**Exercise instructions:** Take every line of the material below that includes the string "stats" and copy it out.

**Data for this task:**
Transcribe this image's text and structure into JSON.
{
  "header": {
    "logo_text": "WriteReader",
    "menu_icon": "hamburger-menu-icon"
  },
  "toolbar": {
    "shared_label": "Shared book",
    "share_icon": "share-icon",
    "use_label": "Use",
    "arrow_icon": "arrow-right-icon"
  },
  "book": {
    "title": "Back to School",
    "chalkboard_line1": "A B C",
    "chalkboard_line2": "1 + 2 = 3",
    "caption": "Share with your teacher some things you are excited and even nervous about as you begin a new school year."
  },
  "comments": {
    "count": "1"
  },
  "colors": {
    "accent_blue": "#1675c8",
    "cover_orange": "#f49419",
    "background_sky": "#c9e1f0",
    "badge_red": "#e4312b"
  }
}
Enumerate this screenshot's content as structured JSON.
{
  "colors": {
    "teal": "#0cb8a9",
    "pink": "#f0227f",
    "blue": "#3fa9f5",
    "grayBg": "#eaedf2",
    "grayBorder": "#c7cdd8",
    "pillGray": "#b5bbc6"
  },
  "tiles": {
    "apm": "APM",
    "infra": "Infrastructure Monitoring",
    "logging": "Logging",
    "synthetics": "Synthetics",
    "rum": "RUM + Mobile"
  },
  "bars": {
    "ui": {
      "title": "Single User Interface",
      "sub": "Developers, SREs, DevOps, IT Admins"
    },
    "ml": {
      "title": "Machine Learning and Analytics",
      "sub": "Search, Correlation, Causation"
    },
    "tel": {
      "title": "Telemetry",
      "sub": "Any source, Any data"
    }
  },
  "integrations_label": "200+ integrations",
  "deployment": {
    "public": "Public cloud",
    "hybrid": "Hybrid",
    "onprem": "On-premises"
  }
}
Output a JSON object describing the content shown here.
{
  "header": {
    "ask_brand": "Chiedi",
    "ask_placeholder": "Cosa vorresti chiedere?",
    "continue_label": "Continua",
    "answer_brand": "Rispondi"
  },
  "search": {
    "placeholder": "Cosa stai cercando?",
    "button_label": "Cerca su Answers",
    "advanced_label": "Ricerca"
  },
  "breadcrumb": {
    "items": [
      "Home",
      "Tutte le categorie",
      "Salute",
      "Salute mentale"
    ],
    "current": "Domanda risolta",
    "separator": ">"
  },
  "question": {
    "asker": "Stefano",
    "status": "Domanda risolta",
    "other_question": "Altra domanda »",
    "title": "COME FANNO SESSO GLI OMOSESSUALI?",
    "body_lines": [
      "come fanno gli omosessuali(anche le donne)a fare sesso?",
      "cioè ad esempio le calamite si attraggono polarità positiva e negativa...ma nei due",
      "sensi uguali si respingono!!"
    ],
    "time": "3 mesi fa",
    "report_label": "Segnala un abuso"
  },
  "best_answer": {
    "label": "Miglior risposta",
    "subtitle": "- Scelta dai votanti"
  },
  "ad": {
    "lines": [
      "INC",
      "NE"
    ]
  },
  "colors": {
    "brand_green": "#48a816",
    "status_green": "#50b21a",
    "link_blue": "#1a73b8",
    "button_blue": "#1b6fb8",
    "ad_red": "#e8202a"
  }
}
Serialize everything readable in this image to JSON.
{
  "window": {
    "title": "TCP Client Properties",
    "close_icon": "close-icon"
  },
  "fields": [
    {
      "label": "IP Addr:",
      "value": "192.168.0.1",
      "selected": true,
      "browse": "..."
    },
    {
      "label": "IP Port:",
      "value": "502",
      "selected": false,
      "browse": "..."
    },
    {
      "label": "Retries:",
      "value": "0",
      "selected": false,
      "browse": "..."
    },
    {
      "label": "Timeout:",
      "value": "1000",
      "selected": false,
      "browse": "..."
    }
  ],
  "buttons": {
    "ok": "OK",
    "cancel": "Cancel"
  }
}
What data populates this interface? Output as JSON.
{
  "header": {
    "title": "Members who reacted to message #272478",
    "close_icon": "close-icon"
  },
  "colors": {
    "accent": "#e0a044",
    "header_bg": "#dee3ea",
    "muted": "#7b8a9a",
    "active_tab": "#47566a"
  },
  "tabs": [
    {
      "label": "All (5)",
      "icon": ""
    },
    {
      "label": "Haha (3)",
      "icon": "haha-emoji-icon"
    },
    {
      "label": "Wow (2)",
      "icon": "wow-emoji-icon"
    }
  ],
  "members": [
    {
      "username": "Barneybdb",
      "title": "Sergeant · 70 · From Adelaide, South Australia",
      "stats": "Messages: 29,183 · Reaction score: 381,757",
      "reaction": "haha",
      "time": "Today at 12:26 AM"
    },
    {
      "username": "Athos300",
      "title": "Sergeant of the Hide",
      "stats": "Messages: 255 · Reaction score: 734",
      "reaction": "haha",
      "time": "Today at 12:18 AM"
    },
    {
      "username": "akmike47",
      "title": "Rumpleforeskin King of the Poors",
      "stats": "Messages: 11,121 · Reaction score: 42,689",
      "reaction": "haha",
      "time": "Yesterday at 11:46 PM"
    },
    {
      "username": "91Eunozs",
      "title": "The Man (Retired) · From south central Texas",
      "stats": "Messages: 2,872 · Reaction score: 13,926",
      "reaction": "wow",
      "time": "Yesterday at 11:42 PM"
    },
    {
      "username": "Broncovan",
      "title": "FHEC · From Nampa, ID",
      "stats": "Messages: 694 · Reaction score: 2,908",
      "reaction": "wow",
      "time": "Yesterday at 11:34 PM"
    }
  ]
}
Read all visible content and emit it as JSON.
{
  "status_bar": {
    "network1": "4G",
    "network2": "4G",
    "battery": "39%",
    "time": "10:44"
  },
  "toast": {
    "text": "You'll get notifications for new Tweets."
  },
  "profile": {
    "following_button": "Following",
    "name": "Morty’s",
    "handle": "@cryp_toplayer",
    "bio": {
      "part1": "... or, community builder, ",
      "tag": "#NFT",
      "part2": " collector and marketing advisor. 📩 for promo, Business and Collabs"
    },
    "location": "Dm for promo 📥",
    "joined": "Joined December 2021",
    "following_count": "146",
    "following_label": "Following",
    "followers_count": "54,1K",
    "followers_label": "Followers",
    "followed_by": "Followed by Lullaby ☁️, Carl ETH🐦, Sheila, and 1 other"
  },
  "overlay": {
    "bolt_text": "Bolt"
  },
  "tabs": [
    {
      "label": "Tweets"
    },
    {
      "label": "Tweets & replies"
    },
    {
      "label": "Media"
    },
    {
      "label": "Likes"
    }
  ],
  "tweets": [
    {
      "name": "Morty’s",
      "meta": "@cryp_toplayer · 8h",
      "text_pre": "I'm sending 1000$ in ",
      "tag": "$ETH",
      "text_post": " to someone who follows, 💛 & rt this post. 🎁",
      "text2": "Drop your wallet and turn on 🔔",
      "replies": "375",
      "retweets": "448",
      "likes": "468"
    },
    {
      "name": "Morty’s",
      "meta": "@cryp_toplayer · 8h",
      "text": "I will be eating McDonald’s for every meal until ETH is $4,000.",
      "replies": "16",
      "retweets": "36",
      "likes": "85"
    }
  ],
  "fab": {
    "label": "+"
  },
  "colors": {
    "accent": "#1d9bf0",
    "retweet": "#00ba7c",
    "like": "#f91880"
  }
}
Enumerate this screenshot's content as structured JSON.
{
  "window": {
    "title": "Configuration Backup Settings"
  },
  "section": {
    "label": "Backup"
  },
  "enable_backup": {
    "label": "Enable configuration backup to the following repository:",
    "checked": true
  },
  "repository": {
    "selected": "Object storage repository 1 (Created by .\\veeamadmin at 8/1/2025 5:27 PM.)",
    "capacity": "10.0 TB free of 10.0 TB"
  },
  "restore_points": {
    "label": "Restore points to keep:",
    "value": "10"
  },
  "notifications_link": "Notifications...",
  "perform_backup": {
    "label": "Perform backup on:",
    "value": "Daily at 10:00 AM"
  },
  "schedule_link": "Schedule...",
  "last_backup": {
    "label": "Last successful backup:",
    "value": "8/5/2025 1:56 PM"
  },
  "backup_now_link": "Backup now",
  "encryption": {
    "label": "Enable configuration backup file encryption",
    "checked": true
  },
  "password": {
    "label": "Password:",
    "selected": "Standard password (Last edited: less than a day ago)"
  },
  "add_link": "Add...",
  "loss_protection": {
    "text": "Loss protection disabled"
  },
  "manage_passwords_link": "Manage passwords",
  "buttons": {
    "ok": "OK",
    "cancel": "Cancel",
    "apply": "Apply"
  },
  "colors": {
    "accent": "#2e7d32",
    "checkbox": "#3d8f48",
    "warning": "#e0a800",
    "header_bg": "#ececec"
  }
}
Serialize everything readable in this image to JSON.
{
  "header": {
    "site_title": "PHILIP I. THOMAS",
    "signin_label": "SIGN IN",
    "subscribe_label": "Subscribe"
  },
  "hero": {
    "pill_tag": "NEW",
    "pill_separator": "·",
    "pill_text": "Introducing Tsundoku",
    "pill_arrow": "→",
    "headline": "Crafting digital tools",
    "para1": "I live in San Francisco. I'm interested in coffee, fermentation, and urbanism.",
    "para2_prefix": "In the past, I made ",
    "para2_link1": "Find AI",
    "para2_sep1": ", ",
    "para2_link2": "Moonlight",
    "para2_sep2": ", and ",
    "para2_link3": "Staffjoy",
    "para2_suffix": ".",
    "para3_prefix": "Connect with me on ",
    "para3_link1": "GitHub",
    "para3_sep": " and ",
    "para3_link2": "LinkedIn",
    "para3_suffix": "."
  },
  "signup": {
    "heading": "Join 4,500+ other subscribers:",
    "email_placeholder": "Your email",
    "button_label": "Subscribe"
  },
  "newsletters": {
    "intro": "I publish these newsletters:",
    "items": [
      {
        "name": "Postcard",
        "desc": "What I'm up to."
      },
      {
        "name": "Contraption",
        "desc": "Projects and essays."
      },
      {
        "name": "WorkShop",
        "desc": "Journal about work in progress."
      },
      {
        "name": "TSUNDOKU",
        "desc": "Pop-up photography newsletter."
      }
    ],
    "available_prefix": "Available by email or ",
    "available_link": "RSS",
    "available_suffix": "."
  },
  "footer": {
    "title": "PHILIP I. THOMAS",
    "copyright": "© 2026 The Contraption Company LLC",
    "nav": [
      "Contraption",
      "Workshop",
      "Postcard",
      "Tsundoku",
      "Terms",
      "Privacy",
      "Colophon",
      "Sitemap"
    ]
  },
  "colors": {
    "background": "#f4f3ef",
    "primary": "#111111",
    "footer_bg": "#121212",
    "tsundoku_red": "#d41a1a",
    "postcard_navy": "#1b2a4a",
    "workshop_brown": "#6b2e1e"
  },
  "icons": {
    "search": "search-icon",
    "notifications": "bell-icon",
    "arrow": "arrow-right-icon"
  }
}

**Reply to the exercise:**
      "stats": "Messages: 29,183 · Reaction score: 381,757",
      "stats": "Messages: 255 · Reaction score: 734",
      "stats": "Messages: 11,121 · Reaction score: 42,689",
      "stats": "Messages: 2,872 · Reaction score: 13,926",
      "stats": "Messages: 694 · Reaction score: 2,908",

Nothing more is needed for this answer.